== Segment start ==

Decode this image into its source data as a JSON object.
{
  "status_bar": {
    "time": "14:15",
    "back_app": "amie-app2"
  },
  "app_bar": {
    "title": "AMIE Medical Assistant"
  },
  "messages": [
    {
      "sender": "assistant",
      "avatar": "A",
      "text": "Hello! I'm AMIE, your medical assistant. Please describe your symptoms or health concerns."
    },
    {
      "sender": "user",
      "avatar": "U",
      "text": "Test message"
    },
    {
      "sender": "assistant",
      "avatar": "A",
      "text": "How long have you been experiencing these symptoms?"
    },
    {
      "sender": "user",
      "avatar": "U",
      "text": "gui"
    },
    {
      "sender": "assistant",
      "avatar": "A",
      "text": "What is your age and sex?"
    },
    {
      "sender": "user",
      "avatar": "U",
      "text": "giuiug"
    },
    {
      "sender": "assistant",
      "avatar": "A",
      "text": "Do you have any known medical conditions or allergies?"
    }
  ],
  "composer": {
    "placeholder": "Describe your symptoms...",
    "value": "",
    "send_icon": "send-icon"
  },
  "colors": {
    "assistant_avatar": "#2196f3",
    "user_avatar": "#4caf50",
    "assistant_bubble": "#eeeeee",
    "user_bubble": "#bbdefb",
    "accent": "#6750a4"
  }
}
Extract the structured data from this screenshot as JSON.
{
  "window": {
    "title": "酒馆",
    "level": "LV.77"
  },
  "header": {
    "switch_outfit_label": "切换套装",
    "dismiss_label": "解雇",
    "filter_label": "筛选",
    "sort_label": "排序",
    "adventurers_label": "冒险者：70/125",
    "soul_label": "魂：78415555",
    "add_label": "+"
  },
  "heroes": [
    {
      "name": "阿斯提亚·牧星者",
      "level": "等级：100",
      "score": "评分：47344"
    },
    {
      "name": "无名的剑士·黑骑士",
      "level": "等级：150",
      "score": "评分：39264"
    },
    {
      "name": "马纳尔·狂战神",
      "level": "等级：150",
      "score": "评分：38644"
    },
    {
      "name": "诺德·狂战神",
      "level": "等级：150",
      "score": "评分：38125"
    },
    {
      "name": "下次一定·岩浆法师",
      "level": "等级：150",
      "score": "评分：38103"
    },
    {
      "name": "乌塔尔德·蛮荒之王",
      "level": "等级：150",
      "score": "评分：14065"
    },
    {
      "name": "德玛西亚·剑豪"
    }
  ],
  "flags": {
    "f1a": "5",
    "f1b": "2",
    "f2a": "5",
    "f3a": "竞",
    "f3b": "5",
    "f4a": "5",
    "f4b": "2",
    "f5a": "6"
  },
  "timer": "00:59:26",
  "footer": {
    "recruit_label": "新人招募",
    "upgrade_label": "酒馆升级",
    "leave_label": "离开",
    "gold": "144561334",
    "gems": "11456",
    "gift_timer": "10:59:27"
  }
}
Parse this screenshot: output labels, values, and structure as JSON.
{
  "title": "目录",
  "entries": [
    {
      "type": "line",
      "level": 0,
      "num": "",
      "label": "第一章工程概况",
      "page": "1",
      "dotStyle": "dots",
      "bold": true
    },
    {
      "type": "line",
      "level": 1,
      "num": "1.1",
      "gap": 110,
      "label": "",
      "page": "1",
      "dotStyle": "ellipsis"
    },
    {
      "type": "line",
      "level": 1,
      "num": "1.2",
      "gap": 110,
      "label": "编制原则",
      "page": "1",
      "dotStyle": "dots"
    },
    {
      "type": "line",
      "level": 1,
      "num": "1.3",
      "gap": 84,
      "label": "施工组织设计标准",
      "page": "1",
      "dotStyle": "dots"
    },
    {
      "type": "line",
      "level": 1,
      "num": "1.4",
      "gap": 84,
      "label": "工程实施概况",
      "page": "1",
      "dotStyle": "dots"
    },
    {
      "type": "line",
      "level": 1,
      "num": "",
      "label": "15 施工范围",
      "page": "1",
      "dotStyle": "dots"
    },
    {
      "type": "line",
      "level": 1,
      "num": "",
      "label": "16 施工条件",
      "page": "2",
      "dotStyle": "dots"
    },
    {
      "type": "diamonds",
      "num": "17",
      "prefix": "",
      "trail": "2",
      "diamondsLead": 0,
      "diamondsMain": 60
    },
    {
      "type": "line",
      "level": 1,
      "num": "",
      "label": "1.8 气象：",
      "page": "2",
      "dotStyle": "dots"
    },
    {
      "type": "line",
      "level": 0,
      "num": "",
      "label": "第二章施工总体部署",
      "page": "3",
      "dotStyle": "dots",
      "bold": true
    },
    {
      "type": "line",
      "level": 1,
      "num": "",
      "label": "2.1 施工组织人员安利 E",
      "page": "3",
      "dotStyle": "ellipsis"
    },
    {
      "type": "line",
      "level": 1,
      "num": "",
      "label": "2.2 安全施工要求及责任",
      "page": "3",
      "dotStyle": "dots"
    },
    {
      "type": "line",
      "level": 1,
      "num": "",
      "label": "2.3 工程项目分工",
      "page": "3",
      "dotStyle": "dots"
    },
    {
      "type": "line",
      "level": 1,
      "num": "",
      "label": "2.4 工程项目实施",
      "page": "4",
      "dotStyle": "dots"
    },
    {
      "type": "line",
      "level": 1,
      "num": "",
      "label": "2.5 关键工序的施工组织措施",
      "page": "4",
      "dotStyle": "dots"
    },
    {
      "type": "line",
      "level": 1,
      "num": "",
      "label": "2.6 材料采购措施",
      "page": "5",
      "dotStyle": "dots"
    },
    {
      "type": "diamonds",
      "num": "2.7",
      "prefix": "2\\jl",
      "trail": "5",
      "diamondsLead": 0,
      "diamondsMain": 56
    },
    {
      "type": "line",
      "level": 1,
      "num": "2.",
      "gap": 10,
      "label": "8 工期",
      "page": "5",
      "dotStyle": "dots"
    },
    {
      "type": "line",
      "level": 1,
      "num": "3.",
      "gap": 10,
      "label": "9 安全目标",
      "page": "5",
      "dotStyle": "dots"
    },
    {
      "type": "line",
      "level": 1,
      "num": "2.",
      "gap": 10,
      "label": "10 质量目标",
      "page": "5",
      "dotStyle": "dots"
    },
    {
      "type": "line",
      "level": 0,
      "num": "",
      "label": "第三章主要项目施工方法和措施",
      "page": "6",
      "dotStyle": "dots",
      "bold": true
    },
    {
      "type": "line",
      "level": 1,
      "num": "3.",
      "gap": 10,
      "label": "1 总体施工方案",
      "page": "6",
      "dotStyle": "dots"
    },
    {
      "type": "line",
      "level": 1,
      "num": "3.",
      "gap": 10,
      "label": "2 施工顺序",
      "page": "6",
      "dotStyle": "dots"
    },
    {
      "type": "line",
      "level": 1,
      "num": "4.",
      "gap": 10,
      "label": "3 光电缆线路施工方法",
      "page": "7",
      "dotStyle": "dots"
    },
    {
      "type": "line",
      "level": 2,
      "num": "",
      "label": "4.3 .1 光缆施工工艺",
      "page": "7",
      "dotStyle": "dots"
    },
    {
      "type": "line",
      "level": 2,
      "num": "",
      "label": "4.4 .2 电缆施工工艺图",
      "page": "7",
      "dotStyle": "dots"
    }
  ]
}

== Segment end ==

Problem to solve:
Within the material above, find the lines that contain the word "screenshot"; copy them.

Task output:
Extract the structured data from this screenshot as JSON.
Parse this screenshot: output labels, values, and structure as JSON.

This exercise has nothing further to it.